* _Records supplied_
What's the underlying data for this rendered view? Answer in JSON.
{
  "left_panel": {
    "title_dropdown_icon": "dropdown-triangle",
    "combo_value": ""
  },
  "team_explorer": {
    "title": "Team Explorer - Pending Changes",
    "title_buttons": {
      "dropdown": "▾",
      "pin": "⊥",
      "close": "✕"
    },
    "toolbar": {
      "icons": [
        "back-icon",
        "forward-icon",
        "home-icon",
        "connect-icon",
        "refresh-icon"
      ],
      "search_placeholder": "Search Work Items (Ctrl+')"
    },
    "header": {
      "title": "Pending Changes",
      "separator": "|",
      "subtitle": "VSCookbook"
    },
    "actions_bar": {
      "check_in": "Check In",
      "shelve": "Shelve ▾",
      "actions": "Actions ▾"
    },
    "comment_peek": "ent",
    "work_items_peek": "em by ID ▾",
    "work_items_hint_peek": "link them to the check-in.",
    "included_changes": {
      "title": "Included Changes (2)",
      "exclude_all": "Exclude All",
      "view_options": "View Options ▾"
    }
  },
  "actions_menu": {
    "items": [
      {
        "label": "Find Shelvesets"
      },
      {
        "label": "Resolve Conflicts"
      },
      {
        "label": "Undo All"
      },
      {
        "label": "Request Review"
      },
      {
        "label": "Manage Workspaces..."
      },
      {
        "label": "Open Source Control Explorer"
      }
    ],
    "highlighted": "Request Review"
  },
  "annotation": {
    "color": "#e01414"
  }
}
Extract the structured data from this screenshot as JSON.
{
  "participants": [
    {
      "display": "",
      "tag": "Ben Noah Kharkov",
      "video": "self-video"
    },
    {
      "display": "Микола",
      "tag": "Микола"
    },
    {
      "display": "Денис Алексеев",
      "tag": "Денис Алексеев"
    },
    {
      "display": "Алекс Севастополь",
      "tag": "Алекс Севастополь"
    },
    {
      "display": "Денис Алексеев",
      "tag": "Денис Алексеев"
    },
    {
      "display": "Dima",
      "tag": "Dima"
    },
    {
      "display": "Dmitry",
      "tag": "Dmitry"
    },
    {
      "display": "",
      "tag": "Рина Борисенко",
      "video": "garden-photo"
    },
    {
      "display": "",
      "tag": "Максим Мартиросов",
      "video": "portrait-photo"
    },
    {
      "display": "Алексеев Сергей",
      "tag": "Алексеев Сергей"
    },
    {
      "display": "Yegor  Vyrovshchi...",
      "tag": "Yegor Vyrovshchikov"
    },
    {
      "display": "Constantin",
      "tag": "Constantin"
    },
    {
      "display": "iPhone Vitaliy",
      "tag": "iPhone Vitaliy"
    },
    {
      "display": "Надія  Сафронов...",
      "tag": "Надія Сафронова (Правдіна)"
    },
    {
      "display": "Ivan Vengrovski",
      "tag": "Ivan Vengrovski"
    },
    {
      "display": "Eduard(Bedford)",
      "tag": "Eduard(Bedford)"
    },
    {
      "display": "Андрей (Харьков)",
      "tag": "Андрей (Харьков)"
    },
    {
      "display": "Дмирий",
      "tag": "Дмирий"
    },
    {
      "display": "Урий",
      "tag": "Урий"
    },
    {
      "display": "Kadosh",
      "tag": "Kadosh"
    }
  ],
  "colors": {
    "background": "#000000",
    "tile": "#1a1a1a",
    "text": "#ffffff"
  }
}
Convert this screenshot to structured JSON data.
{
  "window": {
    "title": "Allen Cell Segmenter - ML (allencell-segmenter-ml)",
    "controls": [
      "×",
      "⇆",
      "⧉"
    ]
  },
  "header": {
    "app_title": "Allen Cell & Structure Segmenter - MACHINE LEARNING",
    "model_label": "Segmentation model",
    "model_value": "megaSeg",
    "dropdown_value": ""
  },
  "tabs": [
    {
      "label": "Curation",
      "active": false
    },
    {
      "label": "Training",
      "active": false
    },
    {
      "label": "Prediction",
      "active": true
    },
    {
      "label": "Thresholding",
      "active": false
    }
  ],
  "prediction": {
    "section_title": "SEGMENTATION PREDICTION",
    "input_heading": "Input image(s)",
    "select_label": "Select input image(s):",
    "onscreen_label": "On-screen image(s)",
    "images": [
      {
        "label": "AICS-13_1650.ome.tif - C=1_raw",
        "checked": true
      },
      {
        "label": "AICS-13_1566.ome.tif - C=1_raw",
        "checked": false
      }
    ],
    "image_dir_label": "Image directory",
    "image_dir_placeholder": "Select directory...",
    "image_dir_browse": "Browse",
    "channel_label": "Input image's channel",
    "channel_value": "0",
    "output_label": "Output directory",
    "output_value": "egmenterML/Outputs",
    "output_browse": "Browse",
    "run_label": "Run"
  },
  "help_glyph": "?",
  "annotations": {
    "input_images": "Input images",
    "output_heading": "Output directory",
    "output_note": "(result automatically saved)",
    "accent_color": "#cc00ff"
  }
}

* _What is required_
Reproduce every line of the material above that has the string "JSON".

* _Exercise solution_
What's the underlying data for this rendered view? Answer in JSON.
Extract the structured data from this screenshot as JSON.
Convert this screenshot to structured JSON data.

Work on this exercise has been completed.